A serious foodie culture (I'm talking Kogi, not Kobe) has exploded in the five years since I moved to LA. I credit the LA Weekly's Pulitzer Prize-winning food columnist Jonathan Gold, the proliferation of food blogs, and a diversely ethnic population's scrumptious cooking that the city's gringos are finally beginning to notice, thanks in part to the former two. A serious biking culture has also sprung up, owing to the expanding green movement and a dismal economy forcing people to reconsider the bicycle as a method of everyday transportation. So what do you get when you combine these two emerging counter-cultures?
Pure marketing genius, says Josef Bray-Ali, co-owner of the Flying Pigeon bike shop in the Highland Park district of LA. Last year, he and his brother Adam started hosting group bike rides to various Chinese dumpling houses in the area as a way to showcase the shop's Chinese (and Dutch) commuter bikes. The Get Some Dim Sum ride, as it's now called, has since taken off like fried rice cakes -- as many as 50 people now show up for the gastronomical excursions, which take place on the third Sunday of every month.

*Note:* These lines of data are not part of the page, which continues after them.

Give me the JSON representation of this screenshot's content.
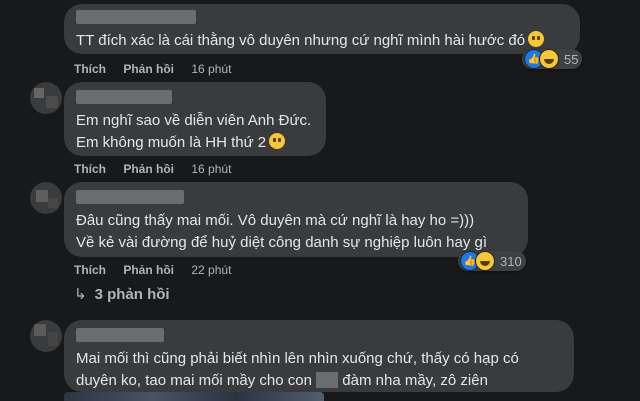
{
  "comments": [
    {
      "lines": [
        "TT đích xác là cái thằng vô duyên nhưng cứ nghĩ mình hài hước đó"
      ],
      "like_label": "Thích",
      "reply_label": "Phản hồi",
      "time": "16 phút",
      "reactions": {
        "icons": [
          "like-icon",
          "haha-icon"
        ],
        "count": "55"
      }
    },
    {
      "lines": [
        "Em nghĩ sao về diễn viên Anh Đức.",
        "Em không muốn là HH thứ 2"
      ],
      "like_label": "Thích",
      "reply_label": "Phản hồi",
      "time": "16 phút"
    },
    {
      "lines": [
        "Đâu cũng thấy mai mối. Vô duyên mà cứ nghĩ là hay ho =)))",
        "Về kẻ vài đường để huỷ diệt công danh sự nghiệp luôn hay gì"
      ],
      "like_label": "Thích",
      "reply_label": "Phản hồi",
      "time": "22 phút",
      "reactions": {
        "icons": [
          "like-icon",
          "haha-icon"
        ],
        "count": "310"
      },
      "replies_label": "3 phản hồi"
    },
    {
      "line1": "Mai mối thì cũng phải biết nhìn lên nhìn xuống chứ, thấy có hạp có",
      "line2_pre": "duyên ko, tao mai mối mầy cho con",
      "line2_post": "đàm nha mầy, zô ziên"
    }
  ],
  "colors": {
    "background": "#18191a",
    "bubble": "#3a3b3c",
    "text": "#e4e6eb",
    "meta": "#b0b3b8",
    "like": "#1877f2"
  }
}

Josef is quick to point out that the rides are more than a marketing ploy, however. He's passionate about sustainability, and envisions commuter biking as a serious component of LA's green future. "If [the city of LA] were to just focus on our streets, and move a greater percentage of people by rail and by bike -- not by mandate, but because they want to, because it's a comfortable, fun, nice thing to do, because the street is oriented for it -- we could massively reduce the needs we have for all kinds of resources," he says.
Comfortable and fun it is. The brothers were kind enough to let me test out one of their cruisers when I joined them on the dim sum ride, and I've got to say, this model was a welcome improvement over the converted mountain bike I use for errands around town. It's sturdy, you can sit upright (no hunching over the handlebars with these), and the seat is cushy -- heck, you could even wear a dress on one of these! I also managed to work up quite an appetite on the 10-mile ride, despite the leisurely pace.
Want to join Flying Pigeon on the next Get Some Dim Sum ride? All you need is a helmet, a bike (or reserve a rental for $10), and $15 per person to pay for the food. All ages and athletic abilities are welcome.